Nearly two months after Malaysia Airlines Flight 370 vanished without a trace, speculation has abounded regarding its whereabouts. Numerous search efforts – largely focused on an area of the Indian Ocean off of Australia’s western coast – have frustratingly yielded no tangible results.
Australian exploration company GeoResonance, however, believes investigators have been looking in the wrong place. News reports indicate the company has located what it believes to be a crashed commercial jet about 3,100 miles to the north of the search area.
According to GeoResonance claims, the company has searched more than a million square miles and has found “chemical elements and materials that make up a Boeing 777” in the Bay of Bengal near India.

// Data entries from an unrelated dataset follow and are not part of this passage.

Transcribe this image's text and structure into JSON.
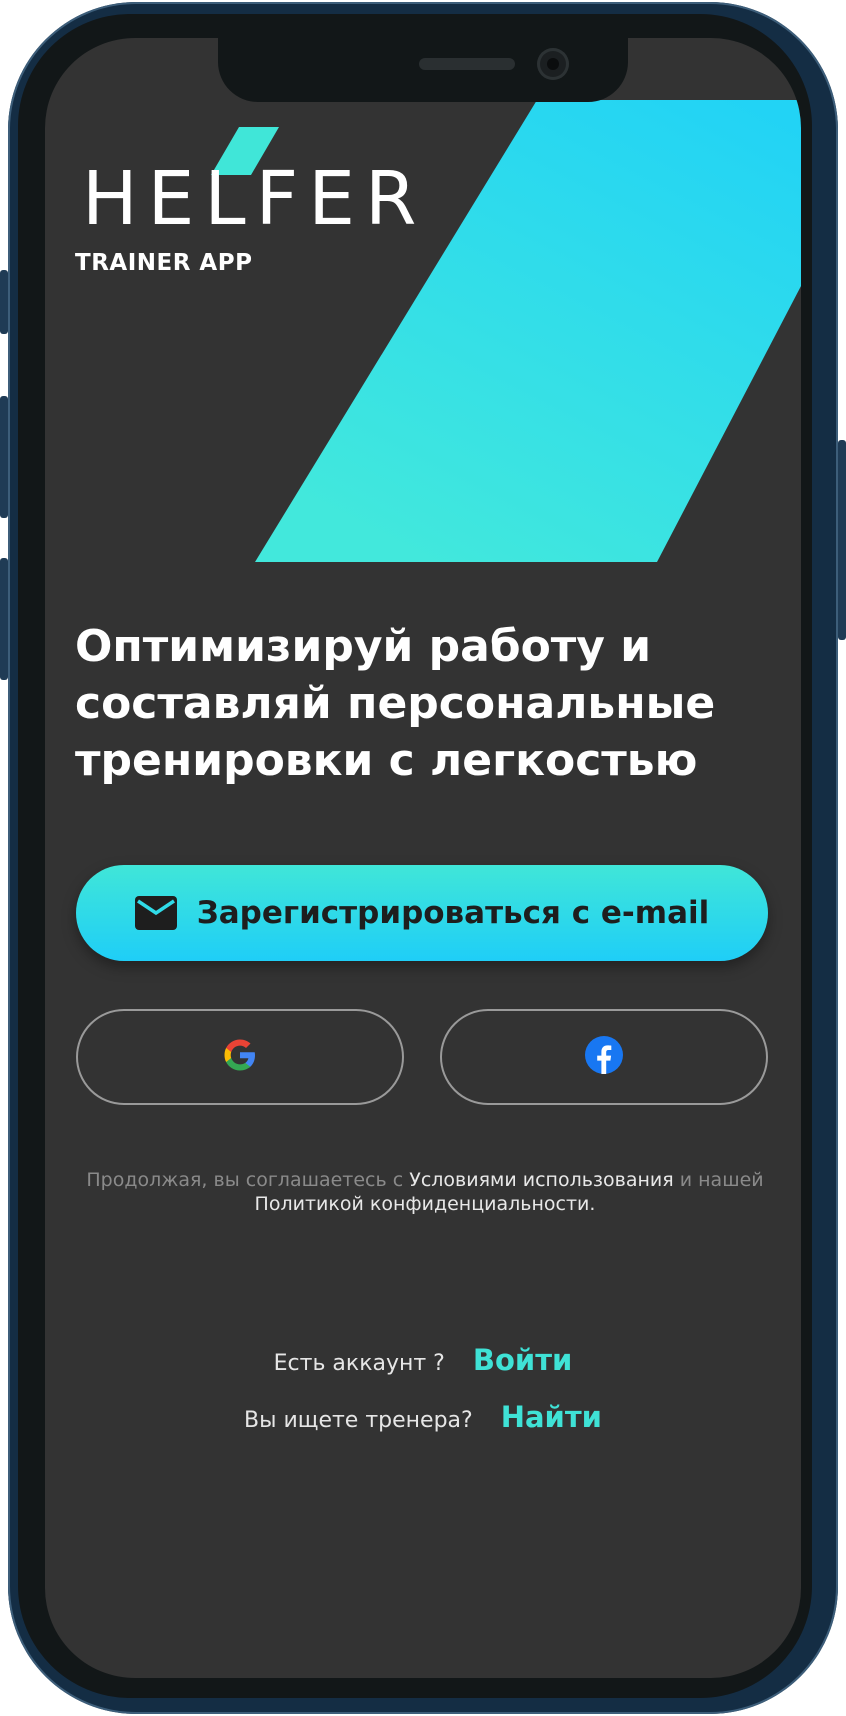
{
  "brand": {
    "logo_text": "HELFER",
    "subtitle": "TRAINER APP"
  },
  "headline": {
    "line1": "Оптимизируй работу и",
    "line2": "составляй персональные",
    "line3": "тренировки с легкостью"
  },
  "signup": {
    "email_button_label": "Зарегистрироваться с e-mail",
    "email_icon": "mail-icon"
  },
  "social": {
    "google_icon": "google-icon",
    "facebook_icon": "facebook-icon"
  },
  "legal": {
    "prefix": "Продолжая, вы соглашаетесь с",
    "terms_link": "Условиями использования",
    "middle": "и нашей",
    "privacy_link": "Политикой конфиденциальности."
  },
  "account": {
    "question": "Есть аккаунт ?",
    "login_link": "Войти"
  },
  "trainer": {
    "question": "Вы ищете тренера?",
    "find_link": "Найти"
  },
  "colors": {
    "accent_teal": "#40e6d8",
    "accent_blue": "#1fcef7",
    "screen_bg": "#333333",
    "link_color": "#3fe2d6"
  }
}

The technology used in the company’s search was reportedly similar to that used to locate nuclear warheads and submarines.
To bolster its claim that it has found MH370, the company claims a scan of the same area prior to its disappearance showed no such similar wreckage.

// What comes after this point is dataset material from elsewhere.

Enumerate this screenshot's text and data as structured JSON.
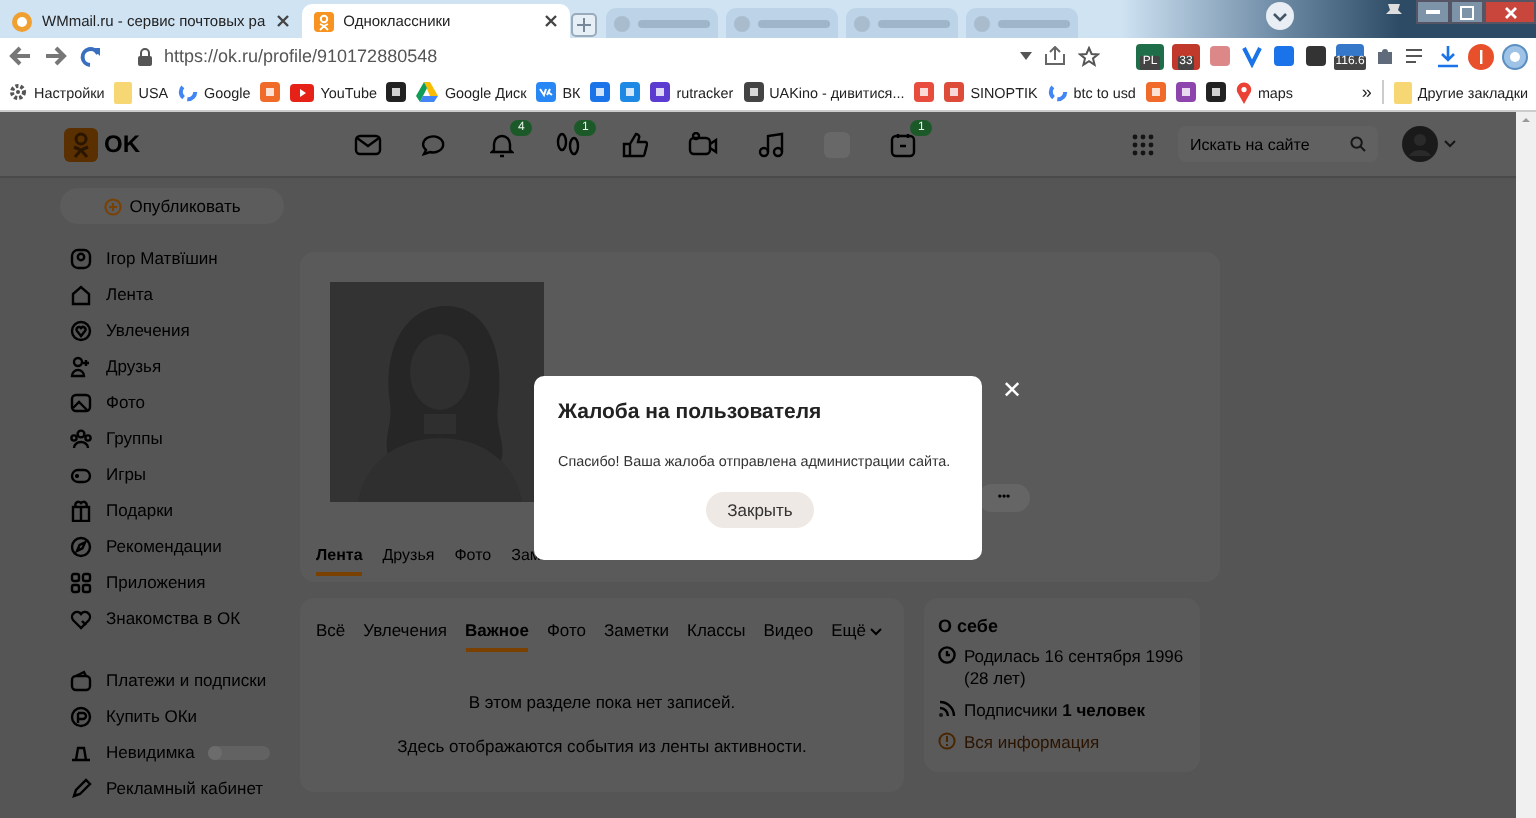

Investigators have centered their search on an area near where satellites last received data from the flight. As Western Journalism recently reported, though, more and more sources are suggesting the plane could have gone down elsewhere.
The New Strait Times, a Malaysian newspaper, suggested earlier this month that the wreckage might be found in a much more remote area.
If accurate, however, the recent report by GeoResonance offers what might be the most substantial evidence regarding what happened to the plane and the 239 individuals aboard.
Though the company claims it released the findings to the appropriate authorities about two weeks ago, a Malaysian official denied any knowledge of the report.
As the days drag on without any identifiable progress, the families affected by this crash – and millions who continue to follow the story – continue to wait for a resolution of this tragic and captivating saga. Only further research will determine if GeoResonance’s finding will lead to that long-awaited conclusion.